▶
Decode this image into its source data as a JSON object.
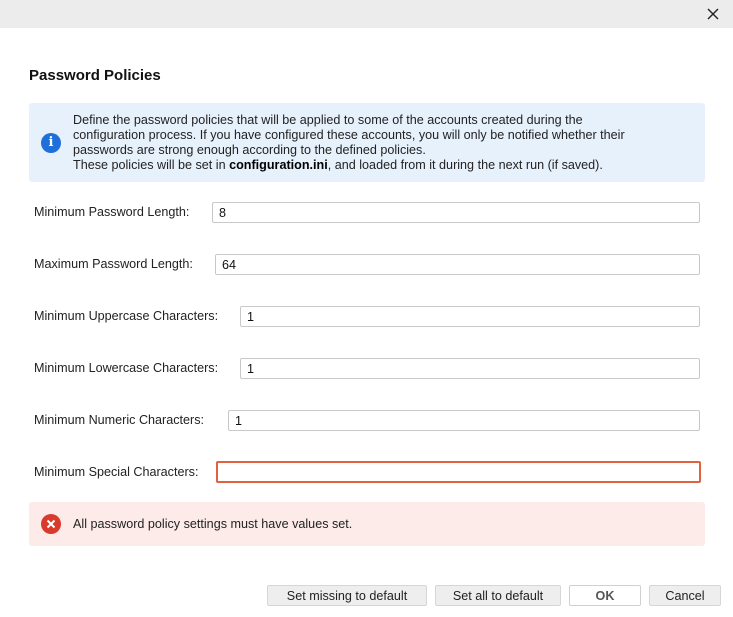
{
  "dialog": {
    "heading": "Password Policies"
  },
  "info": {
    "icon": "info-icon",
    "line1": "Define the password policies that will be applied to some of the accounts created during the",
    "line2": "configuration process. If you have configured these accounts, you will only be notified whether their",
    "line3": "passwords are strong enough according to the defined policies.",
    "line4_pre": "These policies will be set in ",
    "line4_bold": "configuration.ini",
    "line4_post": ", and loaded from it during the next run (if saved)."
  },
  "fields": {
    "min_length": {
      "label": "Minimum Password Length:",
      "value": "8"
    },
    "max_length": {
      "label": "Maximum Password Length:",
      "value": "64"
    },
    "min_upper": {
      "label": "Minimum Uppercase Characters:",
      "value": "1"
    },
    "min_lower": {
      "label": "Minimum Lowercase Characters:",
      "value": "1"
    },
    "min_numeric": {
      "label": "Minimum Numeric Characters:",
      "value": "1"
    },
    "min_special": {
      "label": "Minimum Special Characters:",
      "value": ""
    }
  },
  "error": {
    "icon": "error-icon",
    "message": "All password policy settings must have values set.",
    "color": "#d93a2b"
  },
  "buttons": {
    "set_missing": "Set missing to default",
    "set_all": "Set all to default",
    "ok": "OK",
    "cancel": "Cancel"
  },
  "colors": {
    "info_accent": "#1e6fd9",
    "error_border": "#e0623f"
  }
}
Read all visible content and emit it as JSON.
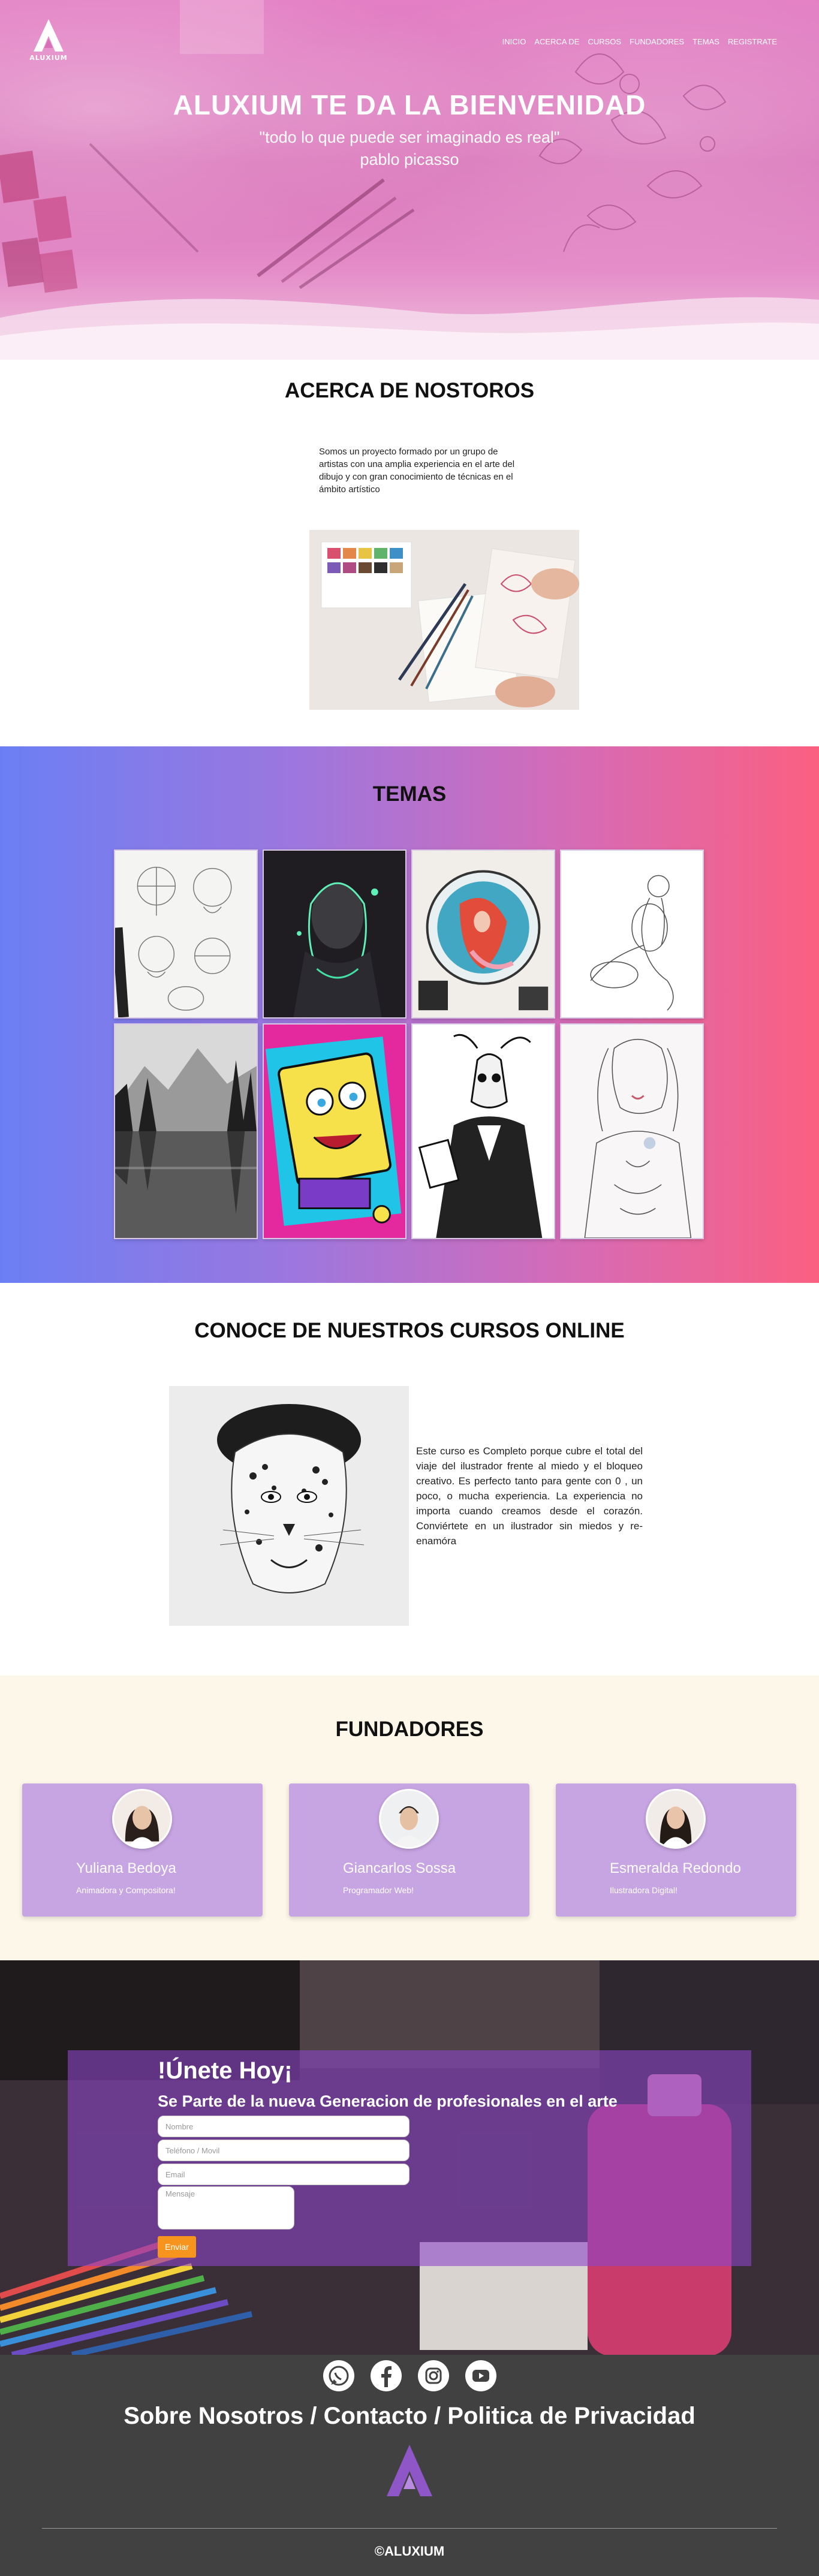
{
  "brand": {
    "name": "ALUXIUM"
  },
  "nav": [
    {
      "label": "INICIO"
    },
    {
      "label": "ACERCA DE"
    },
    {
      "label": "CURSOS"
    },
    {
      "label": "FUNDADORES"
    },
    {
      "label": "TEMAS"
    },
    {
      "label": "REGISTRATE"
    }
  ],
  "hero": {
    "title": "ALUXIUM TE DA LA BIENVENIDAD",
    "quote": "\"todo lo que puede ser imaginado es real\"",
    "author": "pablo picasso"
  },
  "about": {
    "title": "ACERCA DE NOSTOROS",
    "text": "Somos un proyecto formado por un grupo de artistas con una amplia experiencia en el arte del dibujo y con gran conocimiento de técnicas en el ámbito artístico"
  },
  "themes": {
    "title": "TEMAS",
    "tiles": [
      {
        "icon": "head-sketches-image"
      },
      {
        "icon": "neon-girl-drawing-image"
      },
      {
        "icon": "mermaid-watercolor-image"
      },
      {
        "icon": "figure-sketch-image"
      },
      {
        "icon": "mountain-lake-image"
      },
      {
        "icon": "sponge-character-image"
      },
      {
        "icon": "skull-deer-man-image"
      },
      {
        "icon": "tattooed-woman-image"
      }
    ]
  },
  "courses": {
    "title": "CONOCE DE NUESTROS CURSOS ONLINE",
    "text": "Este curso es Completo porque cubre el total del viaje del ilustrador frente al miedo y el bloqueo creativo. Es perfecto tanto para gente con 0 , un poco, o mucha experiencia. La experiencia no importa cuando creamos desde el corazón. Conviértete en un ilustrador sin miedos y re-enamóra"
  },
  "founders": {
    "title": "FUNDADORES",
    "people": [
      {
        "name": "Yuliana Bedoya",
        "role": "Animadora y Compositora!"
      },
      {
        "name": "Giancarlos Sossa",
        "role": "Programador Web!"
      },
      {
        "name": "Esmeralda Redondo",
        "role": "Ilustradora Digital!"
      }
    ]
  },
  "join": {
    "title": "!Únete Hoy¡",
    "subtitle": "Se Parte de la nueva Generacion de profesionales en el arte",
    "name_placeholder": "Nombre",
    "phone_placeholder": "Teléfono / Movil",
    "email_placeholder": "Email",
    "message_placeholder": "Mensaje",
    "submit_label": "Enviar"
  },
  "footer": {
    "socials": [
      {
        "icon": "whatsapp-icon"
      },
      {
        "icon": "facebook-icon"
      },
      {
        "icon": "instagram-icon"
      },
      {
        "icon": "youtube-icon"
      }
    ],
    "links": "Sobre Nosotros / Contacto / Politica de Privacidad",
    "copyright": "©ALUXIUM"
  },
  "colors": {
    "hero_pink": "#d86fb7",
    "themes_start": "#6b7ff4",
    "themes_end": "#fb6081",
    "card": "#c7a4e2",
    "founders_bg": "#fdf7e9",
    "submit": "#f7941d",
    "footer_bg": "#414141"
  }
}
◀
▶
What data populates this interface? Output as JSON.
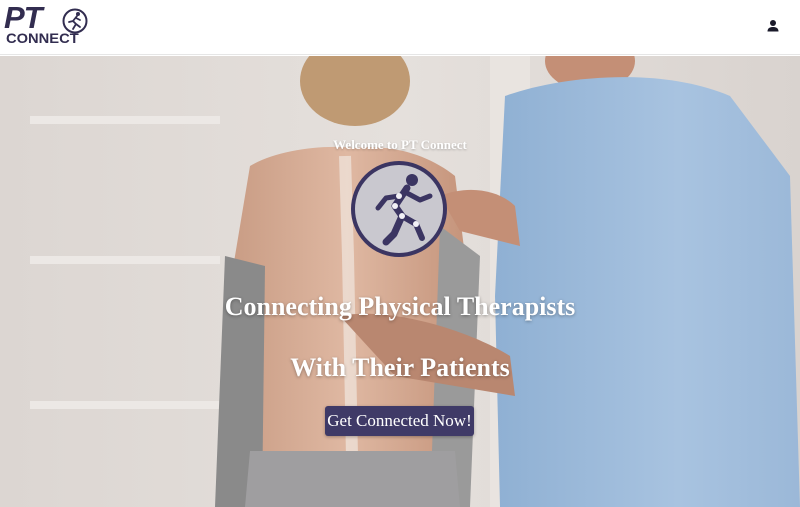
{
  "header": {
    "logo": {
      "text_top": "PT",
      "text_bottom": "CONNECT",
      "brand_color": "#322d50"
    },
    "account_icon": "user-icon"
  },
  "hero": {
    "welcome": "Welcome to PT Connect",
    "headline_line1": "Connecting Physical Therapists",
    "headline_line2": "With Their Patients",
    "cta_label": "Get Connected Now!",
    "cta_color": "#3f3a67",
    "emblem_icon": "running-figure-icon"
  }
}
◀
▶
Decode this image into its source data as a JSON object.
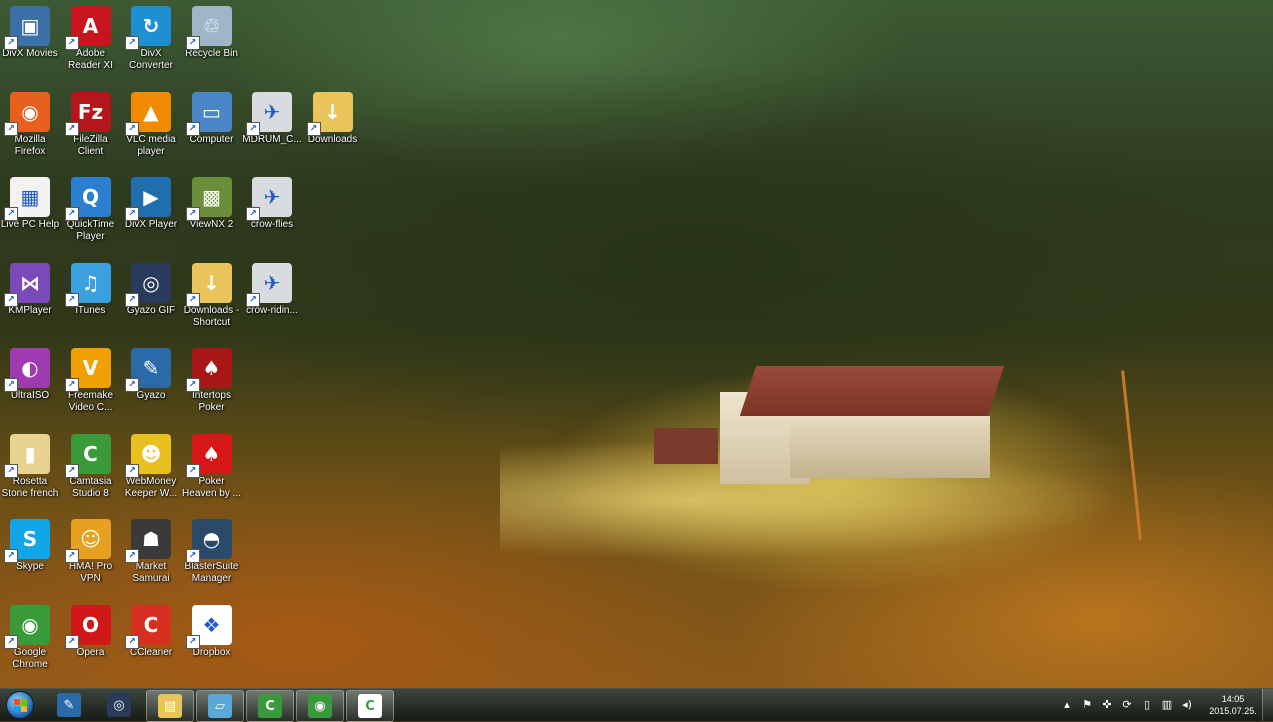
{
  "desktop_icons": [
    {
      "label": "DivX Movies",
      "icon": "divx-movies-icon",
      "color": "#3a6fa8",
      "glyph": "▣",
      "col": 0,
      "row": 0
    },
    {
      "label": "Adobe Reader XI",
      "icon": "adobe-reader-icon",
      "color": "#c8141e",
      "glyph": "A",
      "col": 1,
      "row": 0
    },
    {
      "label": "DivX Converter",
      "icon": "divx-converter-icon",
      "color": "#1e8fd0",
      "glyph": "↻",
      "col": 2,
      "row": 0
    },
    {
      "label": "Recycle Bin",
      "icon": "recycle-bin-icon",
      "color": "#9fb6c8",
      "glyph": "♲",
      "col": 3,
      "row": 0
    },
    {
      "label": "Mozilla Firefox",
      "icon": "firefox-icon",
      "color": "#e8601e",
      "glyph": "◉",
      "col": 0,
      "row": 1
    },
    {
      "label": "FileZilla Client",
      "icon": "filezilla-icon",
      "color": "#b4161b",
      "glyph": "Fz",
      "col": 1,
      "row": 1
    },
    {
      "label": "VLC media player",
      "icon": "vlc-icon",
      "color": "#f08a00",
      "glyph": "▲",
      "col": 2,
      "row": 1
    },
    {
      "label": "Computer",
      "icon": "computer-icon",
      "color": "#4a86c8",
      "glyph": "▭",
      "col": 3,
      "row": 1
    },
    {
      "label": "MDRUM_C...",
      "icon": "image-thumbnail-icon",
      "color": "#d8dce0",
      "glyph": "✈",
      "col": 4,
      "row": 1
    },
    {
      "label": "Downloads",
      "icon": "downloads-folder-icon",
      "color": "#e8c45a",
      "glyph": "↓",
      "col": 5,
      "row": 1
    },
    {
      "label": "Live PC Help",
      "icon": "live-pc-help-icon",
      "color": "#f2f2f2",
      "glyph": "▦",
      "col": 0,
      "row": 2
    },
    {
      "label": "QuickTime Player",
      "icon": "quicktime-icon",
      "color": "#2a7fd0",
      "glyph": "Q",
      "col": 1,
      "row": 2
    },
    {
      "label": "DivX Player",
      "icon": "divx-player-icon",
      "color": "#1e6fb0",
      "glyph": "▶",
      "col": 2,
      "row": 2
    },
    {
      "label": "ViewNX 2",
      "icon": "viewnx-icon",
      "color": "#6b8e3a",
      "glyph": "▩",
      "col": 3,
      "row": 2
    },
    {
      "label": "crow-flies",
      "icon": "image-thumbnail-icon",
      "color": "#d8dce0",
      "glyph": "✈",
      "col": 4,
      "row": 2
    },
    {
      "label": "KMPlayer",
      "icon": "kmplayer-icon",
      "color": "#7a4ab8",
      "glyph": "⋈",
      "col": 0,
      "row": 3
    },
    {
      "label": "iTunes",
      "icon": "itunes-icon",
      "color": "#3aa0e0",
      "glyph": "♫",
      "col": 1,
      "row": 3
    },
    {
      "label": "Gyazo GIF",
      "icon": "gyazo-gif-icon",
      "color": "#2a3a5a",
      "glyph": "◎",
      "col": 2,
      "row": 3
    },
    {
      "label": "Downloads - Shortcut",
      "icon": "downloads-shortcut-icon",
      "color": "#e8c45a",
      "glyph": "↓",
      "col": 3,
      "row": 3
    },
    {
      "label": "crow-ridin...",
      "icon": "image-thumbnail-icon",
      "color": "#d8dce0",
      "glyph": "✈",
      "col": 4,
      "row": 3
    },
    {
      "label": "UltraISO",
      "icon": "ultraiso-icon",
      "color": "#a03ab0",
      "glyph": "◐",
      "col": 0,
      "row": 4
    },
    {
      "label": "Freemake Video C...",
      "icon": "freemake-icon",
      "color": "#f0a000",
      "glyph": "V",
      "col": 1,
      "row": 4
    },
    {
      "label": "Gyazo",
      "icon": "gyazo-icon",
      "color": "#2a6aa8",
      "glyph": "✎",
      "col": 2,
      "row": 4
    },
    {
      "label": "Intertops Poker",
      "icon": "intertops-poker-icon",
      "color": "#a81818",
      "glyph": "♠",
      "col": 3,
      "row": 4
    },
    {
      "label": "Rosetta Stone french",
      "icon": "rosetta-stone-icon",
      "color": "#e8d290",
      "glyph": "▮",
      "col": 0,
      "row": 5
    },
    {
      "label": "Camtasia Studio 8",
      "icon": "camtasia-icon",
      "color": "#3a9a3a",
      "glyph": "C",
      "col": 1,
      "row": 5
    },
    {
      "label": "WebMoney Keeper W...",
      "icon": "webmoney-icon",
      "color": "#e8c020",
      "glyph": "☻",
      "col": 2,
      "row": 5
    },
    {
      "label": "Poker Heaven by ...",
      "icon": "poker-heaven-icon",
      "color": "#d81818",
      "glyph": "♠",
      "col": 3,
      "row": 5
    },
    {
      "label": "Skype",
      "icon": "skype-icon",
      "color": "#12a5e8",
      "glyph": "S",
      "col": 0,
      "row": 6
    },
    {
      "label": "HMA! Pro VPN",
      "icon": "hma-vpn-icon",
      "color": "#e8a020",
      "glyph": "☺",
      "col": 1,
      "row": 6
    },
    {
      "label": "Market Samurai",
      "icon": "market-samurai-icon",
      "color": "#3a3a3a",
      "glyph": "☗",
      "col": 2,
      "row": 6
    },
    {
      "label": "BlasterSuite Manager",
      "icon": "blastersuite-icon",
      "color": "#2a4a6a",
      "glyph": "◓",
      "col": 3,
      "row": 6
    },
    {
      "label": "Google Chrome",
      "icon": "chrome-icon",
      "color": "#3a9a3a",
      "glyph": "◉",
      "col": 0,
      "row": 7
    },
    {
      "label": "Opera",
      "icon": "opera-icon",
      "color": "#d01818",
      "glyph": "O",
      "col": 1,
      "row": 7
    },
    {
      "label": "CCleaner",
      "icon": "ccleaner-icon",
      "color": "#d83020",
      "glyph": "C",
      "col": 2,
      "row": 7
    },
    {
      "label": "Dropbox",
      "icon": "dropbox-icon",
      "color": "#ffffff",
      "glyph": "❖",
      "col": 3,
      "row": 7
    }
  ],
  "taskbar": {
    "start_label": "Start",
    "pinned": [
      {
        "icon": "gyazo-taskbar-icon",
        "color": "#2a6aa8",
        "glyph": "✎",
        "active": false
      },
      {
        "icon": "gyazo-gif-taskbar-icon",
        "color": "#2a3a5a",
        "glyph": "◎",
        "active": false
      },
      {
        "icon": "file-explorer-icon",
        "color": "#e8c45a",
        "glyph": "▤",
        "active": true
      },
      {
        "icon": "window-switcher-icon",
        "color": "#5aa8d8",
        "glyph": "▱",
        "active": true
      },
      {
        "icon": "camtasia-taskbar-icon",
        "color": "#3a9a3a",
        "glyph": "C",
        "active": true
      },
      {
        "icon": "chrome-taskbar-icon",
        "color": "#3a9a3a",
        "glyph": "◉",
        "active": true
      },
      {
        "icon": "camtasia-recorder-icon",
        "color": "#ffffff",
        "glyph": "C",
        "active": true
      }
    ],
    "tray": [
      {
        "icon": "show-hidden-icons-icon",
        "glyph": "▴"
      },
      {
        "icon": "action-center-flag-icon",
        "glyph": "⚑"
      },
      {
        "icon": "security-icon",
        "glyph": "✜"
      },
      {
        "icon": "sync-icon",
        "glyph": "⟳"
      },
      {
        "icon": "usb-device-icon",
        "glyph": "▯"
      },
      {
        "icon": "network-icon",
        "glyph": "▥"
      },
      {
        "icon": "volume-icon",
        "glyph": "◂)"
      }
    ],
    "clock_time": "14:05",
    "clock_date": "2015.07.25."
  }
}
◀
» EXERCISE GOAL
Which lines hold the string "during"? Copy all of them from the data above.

» THE ANSWER
    "line1": "Define the password policies that will be applied to some of the accounts created during the",
    "line4_post": ", and loaded from it during the next run (if saved)."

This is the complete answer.